Artist Profile: Rana Begum

1 May 2021

This month, Breaking the Mould: Sculpture by Women since 1945 opens after much anticipation at Longside Gallery, Yorkshire Sculpture Park. This is the first survey of post-war British sculpture by women, exploring the work of over forty sculptors selected from the Arts Council Collection.

The Touring Exhibition provides a radical recalibration of art history, addressing the many accounts of British sculpture that have marginalised women. Instead, the women sculptors’ critical work is at the forefront of the exhibition, illustrating the strength and range of their use of materials, subjects, and approaches.

Artist Rana Begum is one of over forty artists featured in this exhibition. In our latest film, the Arts Council Collection visited Begum in her studio where she talks about her practice and her approach to sculpture that began with her research into light and form.

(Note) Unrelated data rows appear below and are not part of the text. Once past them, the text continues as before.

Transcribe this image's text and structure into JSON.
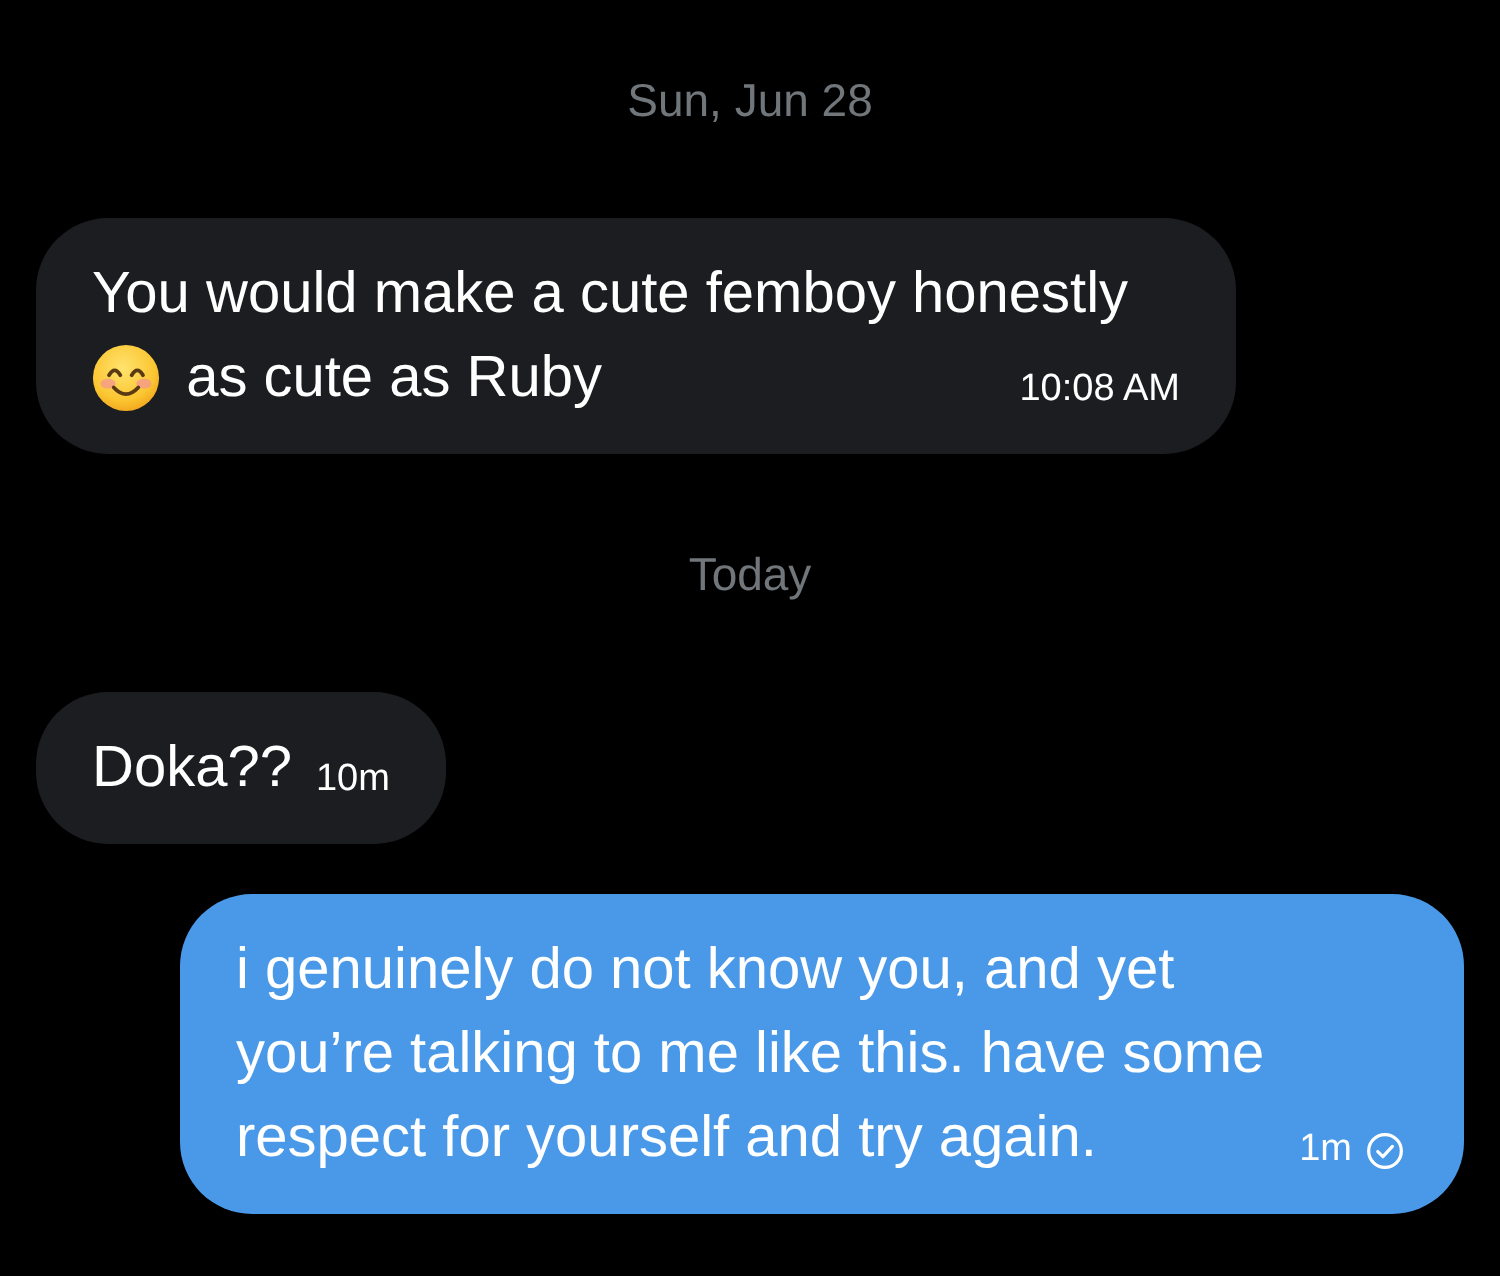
{
  "conversation": [
    {
      "kind": "date",
      "text": "Sun, Jun 28"
    },
    {
      "kind": "received",
      "parts": [
        {
          "kind": "text",
          "text": "You would make a cute femboy honestly"
        },
        {
          "kind": "emoji"
        },
        {
          "kind": "text",
          "text": "as cute as Ruby"
        }
      ],
      "time": "10:08 AM"
    },
    {
      "kind": "date",
      "text": "Today"
    },
    {
      "kind": "received",
      "parts": [
        {
          "kind": "text",
          "text": "Doka??"
        }
      ],
      "time": "10m"
    },
    {
      "kind": "sent",
      "parts": [
        {
          "kind": "text",
          "text": "i genuinely do not know you, and yet you’re talking to me like this. have some respect for yourself and try again."
        }
      ],
      "time": "1m",
      "seen": true
    }
  ]
}
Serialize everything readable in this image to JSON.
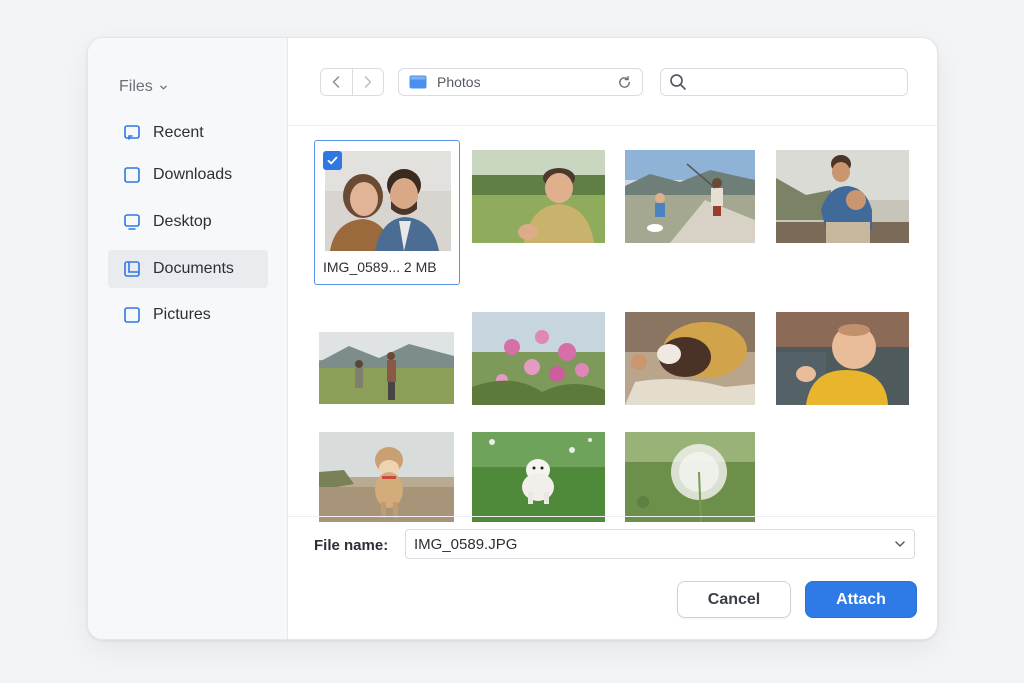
{
  "sidebar": {
    "header": "Files",
    "items": [
      {
        "label": "Recent",
        "icon": "recent-icon",
        "active": false
      },
      {
        "label": "Downloads",
        "icon": "downloads-icon",
        "active": false
      },
      {
        "label": "Desktop",
        "icon": "desktop-icon",
        "active": false
      },
      {
        "label": "Documents",
        "icon": "documents-icon",
        "active": true
      },
      {
        "label": "Pictures",
        "icon": "pictures-icon",
        "active": false
      }
    ]
  },
  "toolbar": {
    "location": "Photos",
    "search_value": "",
    "search_placeholder": ""
  },
  "files": {
    "selected_caption": "IMG_0589... 2 MB",
    "thumbnails": [
      "couple-selfie",
      "boy-in-field",
      "kids-on-beach",
      "kids-hugging",
      "hikers-trail",
      "pink-flowers",
      "dog-sleeping",
      "baby-smiling",
      "puppy-on-sand",
      "white-puppy-grass",
      "dandelion"
    ]
  },
  "footer": {
    "file_name_label": "File name:",
    "file_name_value": "IMG_0589.JPG",
    "cancel_label": "Cancel",
    "attach_label": "Attach"
  },
  "colors": {
    "accent": "#2e7ae6",
    "selection_border": "#5b95e8",
    "icon_blue": "#2f77e3"
  }
}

Rana Begum creates sculptural works inspired by minimalism, urban architecture and her early childhood memories of traditional Islamic art. For her ongoing series Fold, Begum works with industrial materials including powder-coated aluminium and steel to create wall-mounted sculptures of an origami-like construction, blurring the line between sculpture, painting and architecture. Begum states, “One of the great things about being an artist is that you have this amazing array of materials that you can use, nothing is off limits. I’m in this position where I’ve been able to work with as many different materials as possible.”


Light is a fundamental part of her process. Begum considers both light's interactions with the surface of the work itself and its reflections on the space the work occupies. For her work in the Arts Council Collection, No.429 SFold (2013), Begum explains “[No.]429 was at a period where I was looking at how light changes the surface of the work, so I started introducing two different painted surfaces: one is kind of a satin finish and then in contrast to kind of something that was much more reflective and glossy. I have a limited palette of colours that I can work with because they are ready-made, I don't have to think about the process of mixing or making too much. It becomes more about colour and its interaction with the form and light, and how those things come together.”

Begum reflects on growing up in Bangladesh and in a Muslim family, and the influence these experiences have had on her work. “It becomes part and parcel of who you are...but you know I don't think about gender I don't think about my own sexuality, my religion or my culture when I'm making the work. I think for me you know, I was looking for a language that was universal, a language that anyone can approach, understand and kind of question.”


Watch the full film below.


Breaking the Mould is an Arts Council Collection Touring Exhibition initiated in response to Women Working in Sculpture from 1960 to the Present Day: Towards a New Lexicon, a research project led by Catherine George (University of Coventry) and Hilary Gresty (independent). 

After the first presentation at Longside Gallery, Yorkshire Sculpture Park in Spring 2021, Breaking the Mould will tour to Djanogly Art Gallery Nottingham Lakeside Arts, The Levinsky Gallery at the University of Plymouth, Ferens Art Gallery Hull and New Art Gallery Walsall.


The Arts Council Collection is the UK's most widely seen collection of modern and contemporary art.

With more than 8,000 works by over 2,000 artists, it can be seen in exhibitions and public displays across the country and beyond. This website offers unprecedented access to the Collection, and information about each work can be found on this site.